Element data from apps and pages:

* * *

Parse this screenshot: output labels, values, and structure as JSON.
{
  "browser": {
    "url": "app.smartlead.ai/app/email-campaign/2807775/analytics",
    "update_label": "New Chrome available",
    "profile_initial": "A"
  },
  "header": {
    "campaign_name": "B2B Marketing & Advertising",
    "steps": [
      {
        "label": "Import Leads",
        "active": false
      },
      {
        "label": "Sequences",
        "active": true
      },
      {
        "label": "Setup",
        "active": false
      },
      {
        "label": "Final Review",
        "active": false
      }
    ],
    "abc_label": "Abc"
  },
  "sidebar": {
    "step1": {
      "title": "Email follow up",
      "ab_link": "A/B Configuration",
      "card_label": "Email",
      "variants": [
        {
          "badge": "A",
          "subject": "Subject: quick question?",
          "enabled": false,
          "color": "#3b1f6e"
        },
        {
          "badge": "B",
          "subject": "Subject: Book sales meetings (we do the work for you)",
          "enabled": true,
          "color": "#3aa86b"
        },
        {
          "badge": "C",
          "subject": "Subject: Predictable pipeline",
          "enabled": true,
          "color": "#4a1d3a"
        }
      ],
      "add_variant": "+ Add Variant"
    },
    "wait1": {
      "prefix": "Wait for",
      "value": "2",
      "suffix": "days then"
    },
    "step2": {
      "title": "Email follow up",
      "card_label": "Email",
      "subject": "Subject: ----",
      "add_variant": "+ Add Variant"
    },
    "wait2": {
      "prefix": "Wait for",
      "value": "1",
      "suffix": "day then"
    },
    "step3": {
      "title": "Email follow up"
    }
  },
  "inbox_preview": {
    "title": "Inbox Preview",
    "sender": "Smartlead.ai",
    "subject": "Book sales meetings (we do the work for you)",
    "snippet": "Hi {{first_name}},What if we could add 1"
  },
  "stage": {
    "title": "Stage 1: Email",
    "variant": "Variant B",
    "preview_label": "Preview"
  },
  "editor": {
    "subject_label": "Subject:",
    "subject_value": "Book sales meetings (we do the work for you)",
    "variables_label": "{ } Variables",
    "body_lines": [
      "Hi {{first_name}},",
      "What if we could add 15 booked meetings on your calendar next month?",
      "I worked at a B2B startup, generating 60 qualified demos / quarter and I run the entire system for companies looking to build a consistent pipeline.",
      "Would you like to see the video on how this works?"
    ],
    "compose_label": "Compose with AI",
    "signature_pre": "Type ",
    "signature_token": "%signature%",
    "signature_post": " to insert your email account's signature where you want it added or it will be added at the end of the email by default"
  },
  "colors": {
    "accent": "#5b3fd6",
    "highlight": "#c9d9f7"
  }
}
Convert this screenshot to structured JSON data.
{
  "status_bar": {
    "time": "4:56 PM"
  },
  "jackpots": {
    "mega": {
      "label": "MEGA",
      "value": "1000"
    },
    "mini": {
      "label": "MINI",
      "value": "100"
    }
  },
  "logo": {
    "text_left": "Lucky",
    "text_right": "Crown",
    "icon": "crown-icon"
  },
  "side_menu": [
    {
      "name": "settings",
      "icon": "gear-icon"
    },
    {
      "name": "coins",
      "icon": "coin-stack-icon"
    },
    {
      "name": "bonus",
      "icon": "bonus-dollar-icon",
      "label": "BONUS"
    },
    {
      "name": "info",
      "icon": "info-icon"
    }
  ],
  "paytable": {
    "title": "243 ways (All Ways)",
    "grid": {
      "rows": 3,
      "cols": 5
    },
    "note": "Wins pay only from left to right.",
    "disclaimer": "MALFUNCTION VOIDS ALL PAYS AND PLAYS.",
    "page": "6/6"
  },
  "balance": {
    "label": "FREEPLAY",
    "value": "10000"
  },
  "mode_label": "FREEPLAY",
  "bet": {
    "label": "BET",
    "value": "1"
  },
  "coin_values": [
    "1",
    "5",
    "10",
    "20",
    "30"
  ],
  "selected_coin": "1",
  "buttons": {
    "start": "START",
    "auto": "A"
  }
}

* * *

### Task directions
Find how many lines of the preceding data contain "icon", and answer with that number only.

### Response below
5